• **Task brief**: Search the data for the string "Windows", and report each line where it is found.

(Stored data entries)
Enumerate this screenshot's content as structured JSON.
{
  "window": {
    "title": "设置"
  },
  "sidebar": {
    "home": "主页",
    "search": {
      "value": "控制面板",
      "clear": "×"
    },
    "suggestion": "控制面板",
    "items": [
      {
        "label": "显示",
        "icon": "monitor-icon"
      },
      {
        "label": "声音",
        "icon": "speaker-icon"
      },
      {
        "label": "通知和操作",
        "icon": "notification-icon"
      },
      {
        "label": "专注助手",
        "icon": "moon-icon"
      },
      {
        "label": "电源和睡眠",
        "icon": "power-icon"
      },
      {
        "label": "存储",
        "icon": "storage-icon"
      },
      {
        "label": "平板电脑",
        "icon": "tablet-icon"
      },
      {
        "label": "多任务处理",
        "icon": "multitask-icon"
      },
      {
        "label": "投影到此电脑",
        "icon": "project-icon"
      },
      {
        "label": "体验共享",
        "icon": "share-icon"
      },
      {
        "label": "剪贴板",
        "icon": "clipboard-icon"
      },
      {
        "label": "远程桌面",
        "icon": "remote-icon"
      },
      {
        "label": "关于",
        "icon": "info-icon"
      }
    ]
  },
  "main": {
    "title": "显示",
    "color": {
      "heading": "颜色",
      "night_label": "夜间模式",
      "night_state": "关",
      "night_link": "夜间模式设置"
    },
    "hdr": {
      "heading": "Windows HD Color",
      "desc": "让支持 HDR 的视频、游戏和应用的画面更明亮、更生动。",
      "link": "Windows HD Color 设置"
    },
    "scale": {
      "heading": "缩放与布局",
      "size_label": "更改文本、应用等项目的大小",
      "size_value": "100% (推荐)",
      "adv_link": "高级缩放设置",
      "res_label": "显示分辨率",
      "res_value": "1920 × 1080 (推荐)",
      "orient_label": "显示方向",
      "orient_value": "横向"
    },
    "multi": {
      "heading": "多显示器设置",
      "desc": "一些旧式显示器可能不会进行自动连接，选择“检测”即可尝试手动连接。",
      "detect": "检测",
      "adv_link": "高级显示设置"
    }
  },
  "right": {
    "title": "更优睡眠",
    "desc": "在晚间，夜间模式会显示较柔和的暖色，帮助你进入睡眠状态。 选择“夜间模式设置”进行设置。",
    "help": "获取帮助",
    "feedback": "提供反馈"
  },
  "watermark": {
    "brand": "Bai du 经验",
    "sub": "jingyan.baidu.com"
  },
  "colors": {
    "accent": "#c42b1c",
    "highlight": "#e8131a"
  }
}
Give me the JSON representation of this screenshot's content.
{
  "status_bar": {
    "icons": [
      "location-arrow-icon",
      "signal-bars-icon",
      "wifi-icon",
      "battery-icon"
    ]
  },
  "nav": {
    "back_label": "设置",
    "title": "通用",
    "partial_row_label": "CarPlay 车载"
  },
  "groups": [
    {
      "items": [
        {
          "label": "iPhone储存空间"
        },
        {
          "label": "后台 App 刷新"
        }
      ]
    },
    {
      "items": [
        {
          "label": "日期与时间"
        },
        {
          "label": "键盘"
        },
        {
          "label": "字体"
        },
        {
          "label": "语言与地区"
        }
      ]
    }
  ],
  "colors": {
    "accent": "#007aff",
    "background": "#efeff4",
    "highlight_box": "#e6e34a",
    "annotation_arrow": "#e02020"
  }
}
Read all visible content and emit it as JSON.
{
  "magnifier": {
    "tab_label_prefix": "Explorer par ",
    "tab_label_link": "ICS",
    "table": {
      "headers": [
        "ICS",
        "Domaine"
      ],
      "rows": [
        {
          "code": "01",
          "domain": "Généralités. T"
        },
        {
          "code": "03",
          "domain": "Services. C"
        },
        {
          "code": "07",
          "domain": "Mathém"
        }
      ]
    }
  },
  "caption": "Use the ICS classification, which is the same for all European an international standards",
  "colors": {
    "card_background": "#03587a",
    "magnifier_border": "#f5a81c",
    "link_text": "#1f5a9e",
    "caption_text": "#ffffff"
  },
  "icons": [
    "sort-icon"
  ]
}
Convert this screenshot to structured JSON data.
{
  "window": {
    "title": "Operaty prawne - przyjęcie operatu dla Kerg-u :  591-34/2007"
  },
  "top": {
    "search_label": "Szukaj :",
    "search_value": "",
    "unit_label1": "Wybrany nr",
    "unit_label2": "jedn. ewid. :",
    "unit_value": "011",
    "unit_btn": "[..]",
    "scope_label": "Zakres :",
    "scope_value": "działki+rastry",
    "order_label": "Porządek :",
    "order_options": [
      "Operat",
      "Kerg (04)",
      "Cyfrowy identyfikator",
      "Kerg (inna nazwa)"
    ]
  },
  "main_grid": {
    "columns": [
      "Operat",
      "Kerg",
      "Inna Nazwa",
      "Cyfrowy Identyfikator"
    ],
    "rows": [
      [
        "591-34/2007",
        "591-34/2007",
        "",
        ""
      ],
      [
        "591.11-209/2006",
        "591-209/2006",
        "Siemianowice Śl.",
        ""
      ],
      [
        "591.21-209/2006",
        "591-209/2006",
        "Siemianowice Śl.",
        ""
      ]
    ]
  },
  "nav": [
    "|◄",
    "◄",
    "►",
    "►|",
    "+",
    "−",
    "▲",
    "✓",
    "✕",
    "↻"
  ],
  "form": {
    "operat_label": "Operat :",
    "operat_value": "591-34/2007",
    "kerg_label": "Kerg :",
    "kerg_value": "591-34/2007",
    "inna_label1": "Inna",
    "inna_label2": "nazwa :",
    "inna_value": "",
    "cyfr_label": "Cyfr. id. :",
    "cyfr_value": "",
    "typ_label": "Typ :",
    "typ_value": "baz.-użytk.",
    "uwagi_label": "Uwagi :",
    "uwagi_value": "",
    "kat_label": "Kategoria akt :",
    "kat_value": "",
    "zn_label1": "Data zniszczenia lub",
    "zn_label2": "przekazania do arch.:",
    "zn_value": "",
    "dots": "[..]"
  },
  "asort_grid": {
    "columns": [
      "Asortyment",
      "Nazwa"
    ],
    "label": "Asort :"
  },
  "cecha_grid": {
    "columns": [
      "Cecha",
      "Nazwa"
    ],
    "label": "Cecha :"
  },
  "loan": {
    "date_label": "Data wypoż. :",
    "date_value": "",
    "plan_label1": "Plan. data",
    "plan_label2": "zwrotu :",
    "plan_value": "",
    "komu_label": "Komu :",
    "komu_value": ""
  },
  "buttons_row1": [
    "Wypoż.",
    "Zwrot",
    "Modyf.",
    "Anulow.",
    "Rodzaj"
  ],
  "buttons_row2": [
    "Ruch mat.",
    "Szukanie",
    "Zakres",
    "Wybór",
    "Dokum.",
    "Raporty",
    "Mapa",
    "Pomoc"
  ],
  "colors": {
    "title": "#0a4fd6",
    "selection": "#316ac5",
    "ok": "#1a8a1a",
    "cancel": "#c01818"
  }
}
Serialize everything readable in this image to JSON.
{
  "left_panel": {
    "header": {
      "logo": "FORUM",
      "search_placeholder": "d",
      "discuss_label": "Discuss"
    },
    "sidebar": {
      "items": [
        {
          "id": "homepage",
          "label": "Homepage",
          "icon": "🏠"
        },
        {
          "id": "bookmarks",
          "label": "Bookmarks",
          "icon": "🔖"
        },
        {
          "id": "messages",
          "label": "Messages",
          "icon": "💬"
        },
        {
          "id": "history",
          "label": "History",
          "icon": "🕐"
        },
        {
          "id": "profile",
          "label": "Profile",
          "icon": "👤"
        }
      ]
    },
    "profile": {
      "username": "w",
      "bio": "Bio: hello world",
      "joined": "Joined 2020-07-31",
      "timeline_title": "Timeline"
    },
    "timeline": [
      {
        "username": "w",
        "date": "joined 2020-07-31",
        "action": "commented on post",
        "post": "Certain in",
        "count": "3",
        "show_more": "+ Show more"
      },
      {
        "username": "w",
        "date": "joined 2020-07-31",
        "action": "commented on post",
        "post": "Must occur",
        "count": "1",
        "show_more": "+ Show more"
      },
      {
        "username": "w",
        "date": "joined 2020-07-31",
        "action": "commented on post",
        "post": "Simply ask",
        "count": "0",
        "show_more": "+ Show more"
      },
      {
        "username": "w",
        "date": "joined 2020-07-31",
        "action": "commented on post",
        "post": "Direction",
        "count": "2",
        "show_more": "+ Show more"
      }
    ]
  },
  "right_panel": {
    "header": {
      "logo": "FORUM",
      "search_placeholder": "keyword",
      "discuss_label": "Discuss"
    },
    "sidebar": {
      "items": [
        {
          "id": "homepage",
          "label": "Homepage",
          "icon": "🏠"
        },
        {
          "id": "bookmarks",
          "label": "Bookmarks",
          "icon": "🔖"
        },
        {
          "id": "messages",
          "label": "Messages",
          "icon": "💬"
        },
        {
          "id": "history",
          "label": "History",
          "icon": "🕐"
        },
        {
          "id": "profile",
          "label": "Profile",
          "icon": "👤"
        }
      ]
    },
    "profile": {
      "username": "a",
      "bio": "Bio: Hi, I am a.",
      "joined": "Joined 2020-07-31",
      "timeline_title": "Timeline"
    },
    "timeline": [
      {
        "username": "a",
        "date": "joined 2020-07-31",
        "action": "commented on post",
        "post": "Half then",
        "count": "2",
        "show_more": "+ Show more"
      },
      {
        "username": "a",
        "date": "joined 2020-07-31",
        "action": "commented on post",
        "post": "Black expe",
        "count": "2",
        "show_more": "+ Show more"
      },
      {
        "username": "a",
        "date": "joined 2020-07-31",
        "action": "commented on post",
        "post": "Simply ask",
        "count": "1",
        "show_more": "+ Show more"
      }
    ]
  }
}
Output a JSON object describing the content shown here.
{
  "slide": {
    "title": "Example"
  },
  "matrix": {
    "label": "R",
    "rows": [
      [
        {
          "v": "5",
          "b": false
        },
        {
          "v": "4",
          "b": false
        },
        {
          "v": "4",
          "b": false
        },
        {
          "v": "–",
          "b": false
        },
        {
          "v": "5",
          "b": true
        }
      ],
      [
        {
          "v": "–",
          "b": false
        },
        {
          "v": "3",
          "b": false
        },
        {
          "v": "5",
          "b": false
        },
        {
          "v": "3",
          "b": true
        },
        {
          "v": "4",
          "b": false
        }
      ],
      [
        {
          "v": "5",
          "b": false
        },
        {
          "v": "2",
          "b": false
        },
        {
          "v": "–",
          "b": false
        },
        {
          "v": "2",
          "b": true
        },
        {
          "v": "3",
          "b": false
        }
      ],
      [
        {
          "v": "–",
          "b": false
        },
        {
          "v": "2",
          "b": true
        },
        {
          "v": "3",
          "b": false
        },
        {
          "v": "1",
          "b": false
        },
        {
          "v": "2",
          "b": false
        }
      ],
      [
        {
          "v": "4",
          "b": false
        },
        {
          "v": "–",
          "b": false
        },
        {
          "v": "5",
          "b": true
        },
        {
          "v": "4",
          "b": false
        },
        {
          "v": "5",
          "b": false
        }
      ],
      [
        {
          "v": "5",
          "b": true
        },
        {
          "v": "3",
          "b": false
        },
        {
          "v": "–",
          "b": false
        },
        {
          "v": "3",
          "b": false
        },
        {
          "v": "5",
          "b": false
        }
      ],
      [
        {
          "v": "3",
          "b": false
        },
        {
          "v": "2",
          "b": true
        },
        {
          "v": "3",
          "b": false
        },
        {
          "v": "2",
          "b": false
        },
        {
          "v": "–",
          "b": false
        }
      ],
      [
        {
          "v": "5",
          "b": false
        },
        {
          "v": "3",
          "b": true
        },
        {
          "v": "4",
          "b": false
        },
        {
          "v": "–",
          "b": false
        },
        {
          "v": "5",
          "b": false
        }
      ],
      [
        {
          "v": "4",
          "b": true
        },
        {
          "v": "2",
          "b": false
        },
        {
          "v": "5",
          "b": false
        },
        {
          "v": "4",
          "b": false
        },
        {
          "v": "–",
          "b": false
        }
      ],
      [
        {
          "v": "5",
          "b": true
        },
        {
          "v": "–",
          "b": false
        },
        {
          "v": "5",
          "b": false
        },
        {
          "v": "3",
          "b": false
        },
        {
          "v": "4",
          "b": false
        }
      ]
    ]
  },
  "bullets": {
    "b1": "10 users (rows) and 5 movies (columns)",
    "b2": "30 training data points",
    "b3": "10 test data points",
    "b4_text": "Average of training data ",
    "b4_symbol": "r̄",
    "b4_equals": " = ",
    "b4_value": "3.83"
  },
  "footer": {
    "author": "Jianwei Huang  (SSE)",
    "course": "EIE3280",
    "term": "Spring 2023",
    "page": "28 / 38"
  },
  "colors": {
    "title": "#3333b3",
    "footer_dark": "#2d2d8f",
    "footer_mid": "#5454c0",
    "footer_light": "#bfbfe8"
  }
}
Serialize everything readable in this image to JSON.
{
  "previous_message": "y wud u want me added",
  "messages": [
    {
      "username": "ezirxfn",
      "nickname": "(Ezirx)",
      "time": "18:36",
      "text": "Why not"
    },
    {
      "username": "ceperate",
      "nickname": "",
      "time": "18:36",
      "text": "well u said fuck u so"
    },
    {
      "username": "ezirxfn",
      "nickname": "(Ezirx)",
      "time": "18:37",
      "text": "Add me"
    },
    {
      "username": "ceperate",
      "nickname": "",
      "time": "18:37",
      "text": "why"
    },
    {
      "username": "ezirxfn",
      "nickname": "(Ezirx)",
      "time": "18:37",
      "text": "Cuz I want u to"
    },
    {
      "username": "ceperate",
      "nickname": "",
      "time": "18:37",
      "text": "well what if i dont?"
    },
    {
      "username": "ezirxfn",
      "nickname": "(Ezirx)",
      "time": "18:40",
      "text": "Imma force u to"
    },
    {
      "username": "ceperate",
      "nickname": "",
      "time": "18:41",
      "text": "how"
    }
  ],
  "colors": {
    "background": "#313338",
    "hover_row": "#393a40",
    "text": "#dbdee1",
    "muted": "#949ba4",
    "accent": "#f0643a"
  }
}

• **Response**:
      "heading": "Windows HD Color",
      "link": "Windows HD Color 设置"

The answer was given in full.